Dataset rows describing interfaces:
========================
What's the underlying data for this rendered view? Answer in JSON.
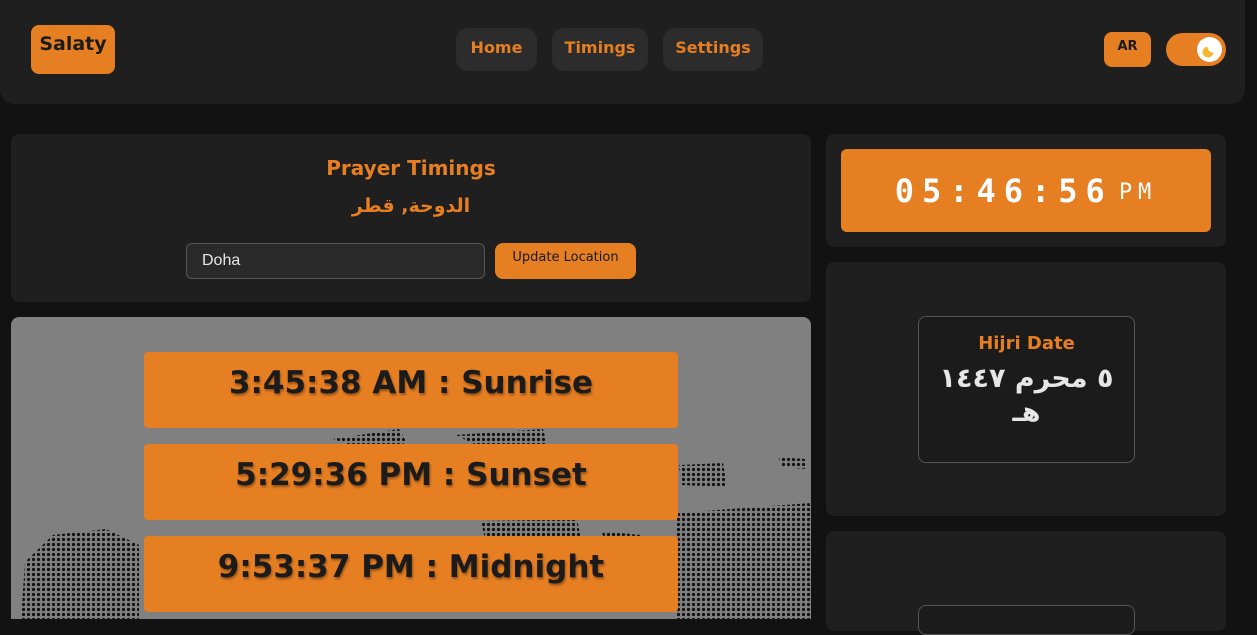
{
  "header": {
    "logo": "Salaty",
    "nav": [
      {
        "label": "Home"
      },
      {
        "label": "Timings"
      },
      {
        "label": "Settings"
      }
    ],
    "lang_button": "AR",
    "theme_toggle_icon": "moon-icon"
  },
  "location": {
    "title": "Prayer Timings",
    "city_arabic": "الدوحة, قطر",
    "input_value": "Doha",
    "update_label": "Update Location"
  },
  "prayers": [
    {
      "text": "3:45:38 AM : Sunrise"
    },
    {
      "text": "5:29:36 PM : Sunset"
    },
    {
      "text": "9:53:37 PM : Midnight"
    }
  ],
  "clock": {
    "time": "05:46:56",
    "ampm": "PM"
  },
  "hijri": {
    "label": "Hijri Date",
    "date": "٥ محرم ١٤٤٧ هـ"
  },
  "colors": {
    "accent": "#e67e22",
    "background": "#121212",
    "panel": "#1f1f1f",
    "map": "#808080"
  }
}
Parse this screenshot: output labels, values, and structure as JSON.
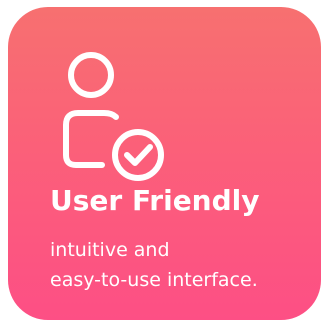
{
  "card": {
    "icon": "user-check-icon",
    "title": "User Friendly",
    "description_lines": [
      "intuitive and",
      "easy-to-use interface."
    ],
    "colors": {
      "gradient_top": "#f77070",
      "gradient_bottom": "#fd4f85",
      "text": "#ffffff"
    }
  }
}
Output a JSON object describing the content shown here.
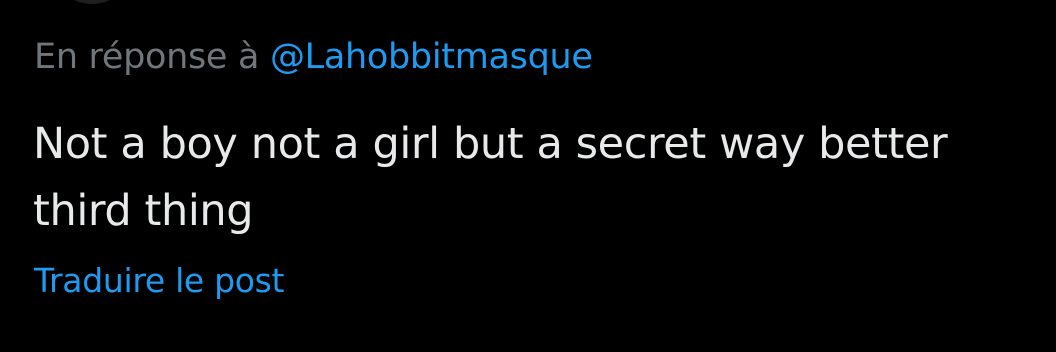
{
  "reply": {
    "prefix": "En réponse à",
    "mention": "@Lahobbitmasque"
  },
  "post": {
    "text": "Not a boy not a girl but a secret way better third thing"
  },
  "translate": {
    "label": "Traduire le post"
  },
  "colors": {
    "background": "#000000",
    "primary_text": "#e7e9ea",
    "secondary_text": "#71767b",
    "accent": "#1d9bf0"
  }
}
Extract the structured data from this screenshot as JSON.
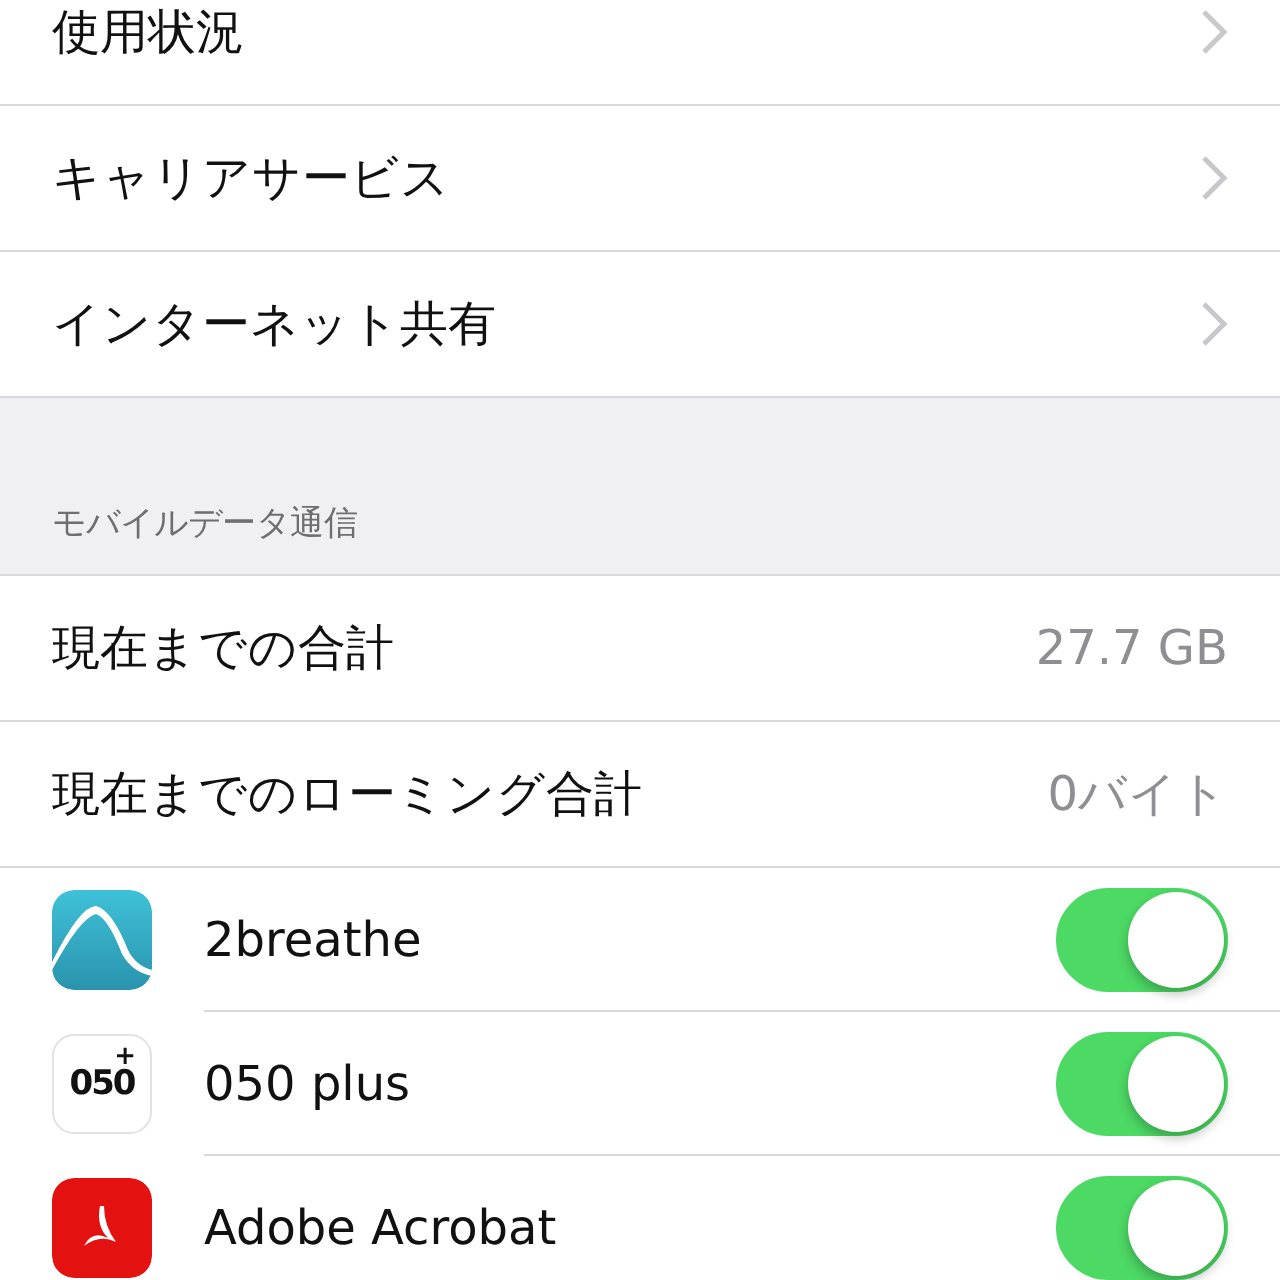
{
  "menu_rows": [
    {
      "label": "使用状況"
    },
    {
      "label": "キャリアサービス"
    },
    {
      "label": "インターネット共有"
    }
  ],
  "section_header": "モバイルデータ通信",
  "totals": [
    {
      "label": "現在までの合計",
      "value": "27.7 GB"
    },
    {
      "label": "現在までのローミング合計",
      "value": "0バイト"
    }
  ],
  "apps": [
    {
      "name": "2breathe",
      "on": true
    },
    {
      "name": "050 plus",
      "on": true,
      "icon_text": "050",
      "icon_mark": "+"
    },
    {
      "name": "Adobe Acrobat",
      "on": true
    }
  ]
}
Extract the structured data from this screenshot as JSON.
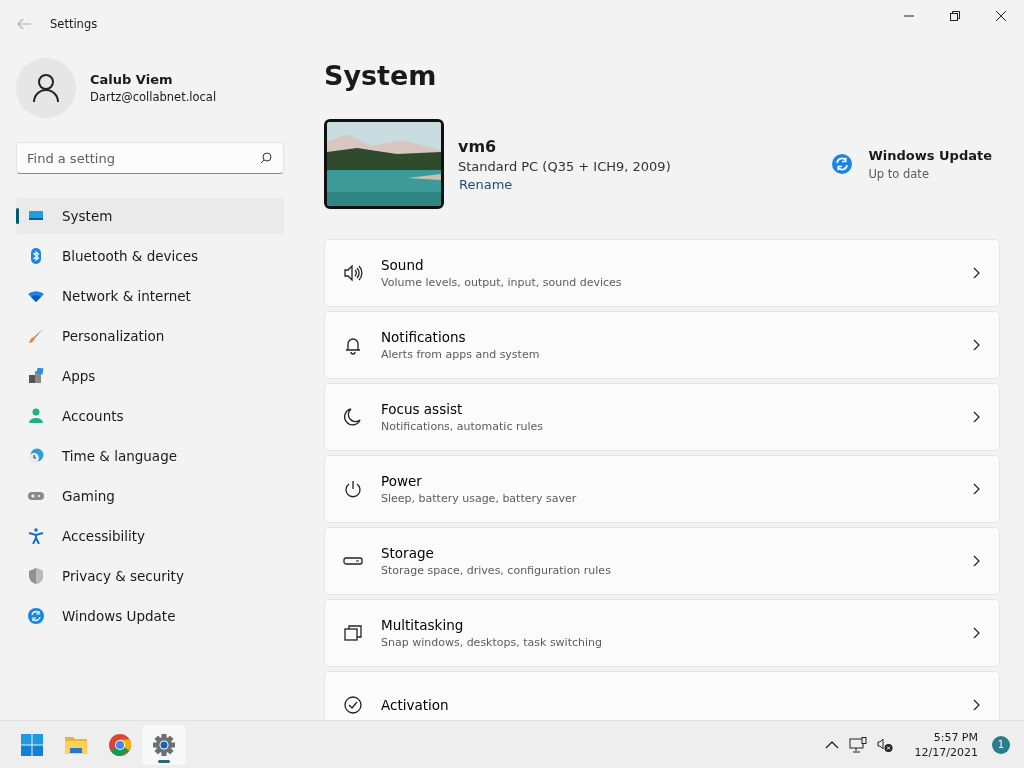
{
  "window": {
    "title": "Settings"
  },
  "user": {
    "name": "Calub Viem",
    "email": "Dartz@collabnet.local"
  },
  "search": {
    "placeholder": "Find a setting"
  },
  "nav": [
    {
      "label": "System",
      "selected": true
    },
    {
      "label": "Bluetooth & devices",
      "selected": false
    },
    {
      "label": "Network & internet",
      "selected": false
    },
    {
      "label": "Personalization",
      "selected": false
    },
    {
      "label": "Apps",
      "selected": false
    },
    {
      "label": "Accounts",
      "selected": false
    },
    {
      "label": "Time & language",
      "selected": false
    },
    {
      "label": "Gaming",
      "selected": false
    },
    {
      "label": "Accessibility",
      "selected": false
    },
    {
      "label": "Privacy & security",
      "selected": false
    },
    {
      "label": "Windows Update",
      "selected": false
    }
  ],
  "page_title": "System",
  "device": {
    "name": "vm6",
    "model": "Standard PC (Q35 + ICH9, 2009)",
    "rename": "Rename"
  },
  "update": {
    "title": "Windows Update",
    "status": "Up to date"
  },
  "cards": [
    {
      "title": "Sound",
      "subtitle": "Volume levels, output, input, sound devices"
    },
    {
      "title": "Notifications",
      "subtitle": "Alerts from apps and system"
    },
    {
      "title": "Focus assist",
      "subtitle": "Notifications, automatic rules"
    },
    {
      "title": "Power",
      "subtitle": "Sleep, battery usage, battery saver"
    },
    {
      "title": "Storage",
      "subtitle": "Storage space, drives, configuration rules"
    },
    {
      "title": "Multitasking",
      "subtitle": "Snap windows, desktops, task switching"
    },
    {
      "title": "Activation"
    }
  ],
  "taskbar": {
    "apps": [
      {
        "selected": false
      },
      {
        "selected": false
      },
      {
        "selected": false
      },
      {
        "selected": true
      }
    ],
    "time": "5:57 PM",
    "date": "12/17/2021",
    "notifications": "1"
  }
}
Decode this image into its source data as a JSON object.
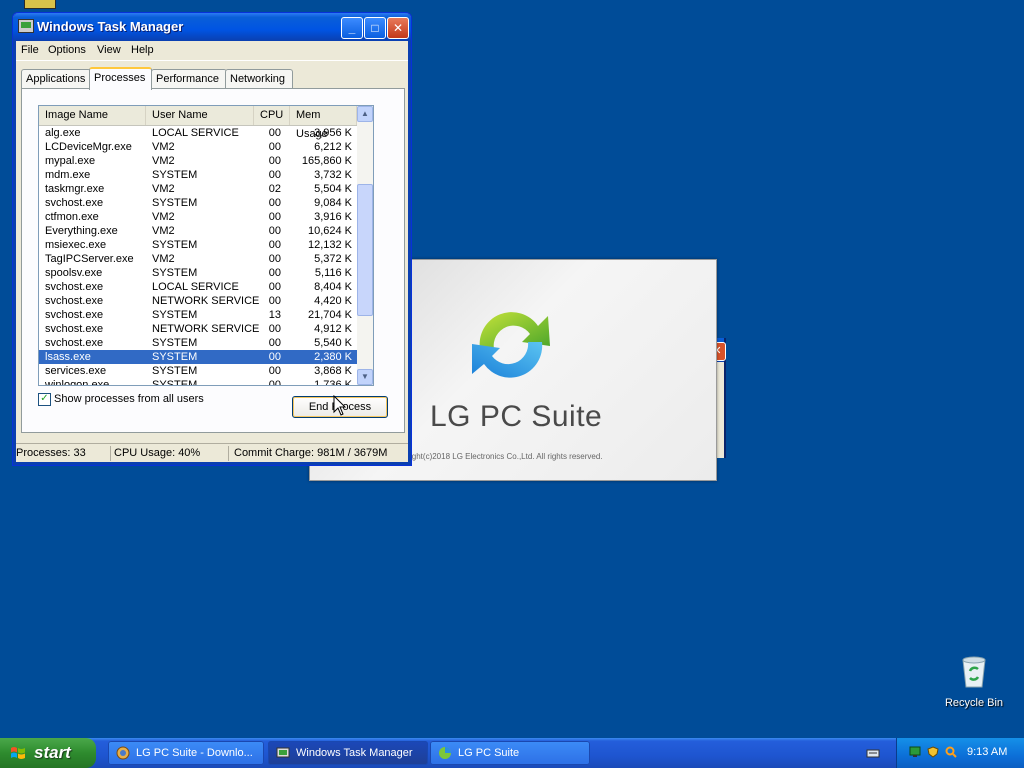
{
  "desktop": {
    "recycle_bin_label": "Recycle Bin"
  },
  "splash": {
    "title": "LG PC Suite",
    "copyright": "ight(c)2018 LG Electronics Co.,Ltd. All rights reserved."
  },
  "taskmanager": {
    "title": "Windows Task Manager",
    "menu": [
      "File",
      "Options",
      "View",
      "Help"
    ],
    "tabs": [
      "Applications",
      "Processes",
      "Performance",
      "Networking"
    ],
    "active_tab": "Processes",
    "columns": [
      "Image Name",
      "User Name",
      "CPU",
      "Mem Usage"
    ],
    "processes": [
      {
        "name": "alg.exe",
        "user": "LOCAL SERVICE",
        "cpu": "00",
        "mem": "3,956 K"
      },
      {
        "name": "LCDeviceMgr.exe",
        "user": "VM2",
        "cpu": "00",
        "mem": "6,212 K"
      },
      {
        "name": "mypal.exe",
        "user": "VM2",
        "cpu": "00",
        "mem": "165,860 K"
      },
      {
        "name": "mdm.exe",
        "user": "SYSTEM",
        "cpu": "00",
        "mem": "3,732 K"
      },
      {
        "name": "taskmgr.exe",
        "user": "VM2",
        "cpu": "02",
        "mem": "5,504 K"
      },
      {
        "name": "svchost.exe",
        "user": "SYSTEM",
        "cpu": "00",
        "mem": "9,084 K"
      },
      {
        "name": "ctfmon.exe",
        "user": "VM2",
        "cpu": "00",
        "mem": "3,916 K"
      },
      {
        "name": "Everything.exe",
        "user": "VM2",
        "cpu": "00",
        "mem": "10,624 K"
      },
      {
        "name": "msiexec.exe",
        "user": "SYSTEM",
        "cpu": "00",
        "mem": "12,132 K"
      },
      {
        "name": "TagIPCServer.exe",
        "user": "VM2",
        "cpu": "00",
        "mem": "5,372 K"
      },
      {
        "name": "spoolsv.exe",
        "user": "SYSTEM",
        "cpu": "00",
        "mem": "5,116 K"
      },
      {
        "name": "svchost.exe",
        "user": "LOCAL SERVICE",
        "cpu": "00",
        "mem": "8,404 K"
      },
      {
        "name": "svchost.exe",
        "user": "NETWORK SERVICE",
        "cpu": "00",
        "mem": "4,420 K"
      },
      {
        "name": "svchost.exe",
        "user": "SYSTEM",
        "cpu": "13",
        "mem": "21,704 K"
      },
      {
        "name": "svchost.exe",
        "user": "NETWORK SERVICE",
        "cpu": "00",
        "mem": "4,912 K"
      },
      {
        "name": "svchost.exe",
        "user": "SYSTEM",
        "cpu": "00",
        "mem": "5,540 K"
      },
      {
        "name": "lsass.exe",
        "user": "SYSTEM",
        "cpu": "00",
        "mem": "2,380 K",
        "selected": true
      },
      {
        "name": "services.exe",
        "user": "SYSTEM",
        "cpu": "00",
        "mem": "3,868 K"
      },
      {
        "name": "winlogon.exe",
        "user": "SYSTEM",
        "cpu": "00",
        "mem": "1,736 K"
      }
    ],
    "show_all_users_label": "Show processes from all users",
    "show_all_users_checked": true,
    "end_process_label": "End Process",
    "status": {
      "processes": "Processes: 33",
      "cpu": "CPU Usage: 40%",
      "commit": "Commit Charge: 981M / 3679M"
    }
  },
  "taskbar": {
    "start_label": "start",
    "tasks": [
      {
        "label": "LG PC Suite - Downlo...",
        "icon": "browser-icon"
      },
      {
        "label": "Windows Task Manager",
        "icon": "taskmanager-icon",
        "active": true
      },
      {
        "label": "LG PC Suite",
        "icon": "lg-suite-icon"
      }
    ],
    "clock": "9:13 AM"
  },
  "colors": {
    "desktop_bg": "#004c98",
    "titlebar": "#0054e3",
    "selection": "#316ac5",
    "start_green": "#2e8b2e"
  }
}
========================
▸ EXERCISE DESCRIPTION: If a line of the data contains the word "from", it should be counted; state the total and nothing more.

▸ ANSWER TO THE EXERCISE: 4